* Goal of the exercise *
Copy every line from the records below that holds the word "post".
----
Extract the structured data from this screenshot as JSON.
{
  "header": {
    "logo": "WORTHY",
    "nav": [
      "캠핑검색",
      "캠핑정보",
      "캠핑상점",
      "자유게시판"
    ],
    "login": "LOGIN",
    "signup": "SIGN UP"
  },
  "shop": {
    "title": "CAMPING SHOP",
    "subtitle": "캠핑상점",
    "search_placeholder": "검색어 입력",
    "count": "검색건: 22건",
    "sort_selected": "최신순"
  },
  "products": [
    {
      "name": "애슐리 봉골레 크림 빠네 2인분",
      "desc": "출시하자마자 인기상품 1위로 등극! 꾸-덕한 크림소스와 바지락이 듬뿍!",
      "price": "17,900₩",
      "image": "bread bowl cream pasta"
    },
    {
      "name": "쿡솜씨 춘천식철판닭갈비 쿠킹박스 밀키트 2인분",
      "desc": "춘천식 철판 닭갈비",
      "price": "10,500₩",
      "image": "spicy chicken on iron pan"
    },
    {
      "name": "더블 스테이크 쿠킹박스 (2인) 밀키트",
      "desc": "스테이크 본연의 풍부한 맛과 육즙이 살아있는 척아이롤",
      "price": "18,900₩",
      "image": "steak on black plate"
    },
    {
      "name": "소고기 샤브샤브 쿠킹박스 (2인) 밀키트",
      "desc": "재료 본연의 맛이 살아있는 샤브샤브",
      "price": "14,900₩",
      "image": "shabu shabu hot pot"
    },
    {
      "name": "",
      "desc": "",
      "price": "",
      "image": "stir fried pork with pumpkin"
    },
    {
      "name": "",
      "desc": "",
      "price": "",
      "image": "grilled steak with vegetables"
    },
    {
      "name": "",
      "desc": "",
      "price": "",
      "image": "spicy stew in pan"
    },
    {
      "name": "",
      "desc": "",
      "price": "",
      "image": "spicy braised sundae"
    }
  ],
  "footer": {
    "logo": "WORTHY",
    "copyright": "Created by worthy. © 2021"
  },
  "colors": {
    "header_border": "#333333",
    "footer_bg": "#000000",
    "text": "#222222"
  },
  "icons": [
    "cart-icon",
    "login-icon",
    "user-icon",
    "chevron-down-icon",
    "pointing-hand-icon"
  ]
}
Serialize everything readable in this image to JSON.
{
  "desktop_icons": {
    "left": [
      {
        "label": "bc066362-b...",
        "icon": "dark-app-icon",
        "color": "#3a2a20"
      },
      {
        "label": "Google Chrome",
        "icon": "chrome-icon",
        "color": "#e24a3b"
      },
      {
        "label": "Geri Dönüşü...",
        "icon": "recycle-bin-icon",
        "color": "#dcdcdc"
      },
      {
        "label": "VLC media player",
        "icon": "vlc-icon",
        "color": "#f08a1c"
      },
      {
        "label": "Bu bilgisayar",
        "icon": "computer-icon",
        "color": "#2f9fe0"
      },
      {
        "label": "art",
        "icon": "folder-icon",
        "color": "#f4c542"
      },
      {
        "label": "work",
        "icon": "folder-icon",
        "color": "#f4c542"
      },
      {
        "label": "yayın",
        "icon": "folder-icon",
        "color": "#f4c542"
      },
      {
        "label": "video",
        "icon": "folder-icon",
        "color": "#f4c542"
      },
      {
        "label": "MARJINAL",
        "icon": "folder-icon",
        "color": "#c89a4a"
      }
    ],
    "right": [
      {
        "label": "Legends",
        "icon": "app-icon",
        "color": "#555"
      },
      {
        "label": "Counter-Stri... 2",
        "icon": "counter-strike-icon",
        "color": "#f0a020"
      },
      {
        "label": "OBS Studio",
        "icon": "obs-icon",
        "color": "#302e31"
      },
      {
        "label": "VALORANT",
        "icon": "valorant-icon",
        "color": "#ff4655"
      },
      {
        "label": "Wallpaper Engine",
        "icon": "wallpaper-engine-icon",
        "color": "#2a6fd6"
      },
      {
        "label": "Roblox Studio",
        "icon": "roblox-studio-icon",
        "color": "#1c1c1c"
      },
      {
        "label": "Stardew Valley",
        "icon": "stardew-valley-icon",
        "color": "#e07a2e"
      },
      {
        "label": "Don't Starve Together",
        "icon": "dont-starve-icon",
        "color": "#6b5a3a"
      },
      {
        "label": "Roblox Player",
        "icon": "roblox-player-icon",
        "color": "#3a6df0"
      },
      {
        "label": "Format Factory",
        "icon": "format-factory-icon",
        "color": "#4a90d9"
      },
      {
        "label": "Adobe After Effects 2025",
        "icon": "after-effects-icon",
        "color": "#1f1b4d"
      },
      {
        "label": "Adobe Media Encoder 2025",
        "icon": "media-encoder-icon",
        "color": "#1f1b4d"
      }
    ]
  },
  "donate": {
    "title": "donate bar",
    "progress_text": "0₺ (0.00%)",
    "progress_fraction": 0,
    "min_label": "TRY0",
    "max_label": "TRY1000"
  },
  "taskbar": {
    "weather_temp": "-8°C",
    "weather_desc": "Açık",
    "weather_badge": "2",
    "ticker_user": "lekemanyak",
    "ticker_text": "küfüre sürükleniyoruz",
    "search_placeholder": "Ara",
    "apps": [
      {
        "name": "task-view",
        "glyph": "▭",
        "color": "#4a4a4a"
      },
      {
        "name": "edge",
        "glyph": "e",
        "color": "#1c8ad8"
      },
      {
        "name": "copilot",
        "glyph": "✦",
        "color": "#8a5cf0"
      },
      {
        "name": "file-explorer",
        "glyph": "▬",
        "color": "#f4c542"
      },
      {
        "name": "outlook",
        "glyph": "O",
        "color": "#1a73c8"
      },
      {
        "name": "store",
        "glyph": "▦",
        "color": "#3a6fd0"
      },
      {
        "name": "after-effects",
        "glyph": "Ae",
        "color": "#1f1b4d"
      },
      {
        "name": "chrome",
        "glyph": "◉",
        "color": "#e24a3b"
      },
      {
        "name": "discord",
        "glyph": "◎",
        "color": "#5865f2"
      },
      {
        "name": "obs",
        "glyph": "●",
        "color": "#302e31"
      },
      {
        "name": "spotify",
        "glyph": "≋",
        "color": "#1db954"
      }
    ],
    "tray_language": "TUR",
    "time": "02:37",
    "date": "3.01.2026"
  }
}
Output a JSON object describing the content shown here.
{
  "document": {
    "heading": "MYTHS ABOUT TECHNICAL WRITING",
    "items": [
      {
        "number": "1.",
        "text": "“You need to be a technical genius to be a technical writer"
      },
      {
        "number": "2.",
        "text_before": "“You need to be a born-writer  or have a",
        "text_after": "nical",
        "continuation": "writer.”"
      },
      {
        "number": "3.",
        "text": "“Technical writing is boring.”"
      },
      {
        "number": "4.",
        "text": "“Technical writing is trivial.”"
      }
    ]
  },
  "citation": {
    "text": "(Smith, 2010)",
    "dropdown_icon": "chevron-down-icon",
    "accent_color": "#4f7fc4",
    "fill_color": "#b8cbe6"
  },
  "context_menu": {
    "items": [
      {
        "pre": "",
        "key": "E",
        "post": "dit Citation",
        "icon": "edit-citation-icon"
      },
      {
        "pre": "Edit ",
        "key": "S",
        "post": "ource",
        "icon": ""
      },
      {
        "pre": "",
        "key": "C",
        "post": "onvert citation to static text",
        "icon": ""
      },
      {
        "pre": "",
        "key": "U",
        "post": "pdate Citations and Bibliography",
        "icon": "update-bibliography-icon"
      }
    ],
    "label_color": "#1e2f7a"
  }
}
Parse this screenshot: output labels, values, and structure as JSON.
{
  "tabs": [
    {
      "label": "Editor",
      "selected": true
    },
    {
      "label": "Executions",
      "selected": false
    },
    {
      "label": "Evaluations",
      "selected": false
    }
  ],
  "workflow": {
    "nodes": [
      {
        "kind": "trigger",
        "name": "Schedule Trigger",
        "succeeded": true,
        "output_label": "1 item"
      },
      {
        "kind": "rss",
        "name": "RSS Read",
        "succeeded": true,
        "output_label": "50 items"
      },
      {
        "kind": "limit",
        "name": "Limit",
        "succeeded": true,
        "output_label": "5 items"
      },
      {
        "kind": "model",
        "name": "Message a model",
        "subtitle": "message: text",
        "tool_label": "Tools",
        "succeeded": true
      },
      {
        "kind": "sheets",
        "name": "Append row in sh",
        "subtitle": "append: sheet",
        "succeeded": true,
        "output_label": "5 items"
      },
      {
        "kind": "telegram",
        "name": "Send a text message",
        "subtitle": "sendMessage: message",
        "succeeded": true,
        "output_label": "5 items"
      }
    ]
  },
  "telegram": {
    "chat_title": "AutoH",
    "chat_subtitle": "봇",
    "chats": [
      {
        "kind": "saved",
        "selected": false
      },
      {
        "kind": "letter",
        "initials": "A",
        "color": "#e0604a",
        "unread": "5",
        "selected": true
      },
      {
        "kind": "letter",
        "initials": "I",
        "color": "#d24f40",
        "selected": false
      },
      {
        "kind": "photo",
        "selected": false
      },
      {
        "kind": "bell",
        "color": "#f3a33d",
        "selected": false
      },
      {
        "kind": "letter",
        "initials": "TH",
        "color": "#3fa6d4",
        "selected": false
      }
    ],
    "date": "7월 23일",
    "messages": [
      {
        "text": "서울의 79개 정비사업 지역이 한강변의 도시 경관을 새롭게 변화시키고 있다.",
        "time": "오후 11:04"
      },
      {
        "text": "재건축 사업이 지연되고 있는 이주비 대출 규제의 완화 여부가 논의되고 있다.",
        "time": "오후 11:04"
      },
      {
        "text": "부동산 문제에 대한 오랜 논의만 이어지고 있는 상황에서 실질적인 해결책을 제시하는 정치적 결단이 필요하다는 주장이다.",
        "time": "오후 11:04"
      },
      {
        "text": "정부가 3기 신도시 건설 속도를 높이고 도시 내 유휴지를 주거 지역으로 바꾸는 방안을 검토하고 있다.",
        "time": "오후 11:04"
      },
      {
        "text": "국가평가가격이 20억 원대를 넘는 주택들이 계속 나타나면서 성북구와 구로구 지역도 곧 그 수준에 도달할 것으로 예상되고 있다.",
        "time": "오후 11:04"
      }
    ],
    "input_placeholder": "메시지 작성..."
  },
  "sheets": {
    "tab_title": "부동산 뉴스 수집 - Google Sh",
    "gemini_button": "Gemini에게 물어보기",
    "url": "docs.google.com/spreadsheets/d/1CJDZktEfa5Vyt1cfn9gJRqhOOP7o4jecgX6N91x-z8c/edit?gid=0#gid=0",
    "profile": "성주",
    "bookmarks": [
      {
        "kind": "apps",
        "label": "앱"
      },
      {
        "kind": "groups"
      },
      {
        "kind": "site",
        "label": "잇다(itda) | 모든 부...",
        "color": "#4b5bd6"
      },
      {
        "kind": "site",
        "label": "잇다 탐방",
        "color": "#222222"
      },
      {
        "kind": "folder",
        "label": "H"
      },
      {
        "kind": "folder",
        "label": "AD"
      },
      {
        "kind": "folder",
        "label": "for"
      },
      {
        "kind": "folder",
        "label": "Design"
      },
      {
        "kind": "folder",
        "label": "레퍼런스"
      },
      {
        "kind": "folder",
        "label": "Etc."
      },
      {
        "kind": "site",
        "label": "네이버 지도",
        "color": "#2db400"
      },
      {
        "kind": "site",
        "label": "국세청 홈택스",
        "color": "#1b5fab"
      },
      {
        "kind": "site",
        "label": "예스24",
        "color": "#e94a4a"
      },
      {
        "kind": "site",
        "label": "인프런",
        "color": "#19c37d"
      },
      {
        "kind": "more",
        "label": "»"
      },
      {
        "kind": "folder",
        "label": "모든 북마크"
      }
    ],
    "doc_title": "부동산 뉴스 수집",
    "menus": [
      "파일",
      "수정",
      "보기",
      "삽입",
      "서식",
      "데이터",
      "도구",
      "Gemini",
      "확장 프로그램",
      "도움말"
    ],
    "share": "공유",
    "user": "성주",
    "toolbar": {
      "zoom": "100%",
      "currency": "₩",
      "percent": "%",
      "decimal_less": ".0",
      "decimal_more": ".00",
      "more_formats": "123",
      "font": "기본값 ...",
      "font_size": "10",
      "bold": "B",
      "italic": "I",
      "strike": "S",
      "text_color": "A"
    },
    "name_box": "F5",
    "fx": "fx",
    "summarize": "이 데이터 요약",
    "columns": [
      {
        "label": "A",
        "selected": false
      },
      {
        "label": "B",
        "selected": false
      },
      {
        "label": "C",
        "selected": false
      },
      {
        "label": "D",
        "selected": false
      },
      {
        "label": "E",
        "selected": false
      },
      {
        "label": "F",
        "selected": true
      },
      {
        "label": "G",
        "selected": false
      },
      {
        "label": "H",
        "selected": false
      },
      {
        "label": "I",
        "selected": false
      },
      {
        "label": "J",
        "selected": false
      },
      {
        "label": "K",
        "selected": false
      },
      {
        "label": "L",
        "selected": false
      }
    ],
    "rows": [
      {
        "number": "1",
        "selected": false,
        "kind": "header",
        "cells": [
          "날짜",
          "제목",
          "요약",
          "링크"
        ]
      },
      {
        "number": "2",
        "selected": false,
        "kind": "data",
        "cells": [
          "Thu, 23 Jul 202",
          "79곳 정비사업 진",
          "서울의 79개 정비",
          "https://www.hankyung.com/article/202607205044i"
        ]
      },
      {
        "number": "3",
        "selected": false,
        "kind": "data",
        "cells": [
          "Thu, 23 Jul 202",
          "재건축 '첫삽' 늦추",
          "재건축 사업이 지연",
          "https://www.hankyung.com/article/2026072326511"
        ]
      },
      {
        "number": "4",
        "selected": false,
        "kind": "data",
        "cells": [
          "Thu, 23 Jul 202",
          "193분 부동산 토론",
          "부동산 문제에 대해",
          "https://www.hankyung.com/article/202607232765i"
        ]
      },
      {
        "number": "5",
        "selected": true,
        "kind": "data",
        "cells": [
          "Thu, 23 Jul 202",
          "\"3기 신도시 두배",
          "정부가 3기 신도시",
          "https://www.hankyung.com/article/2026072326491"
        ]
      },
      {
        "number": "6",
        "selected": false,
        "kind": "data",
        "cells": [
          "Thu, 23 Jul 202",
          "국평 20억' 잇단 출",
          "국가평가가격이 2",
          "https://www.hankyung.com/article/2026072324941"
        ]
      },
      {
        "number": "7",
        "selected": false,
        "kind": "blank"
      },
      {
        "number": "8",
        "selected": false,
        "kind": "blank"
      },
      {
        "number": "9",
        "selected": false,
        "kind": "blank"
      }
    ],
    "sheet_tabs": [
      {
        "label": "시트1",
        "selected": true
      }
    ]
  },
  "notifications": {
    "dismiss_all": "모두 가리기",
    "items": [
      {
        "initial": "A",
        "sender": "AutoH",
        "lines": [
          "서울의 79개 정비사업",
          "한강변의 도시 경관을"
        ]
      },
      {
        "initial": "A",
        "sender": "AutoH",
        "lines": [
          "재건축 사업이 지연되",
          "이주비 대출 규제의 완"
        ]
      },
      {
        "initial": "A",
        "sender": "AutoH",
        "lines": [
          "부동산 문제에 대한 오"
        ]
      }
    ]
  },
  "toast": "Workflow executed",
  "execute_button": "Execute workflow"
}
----
* Task output *
        "post": "dit Citation",
        "post": "ource",
        "post": "onvert citation to static text",
        "post": "pdate Citations and Bibliography",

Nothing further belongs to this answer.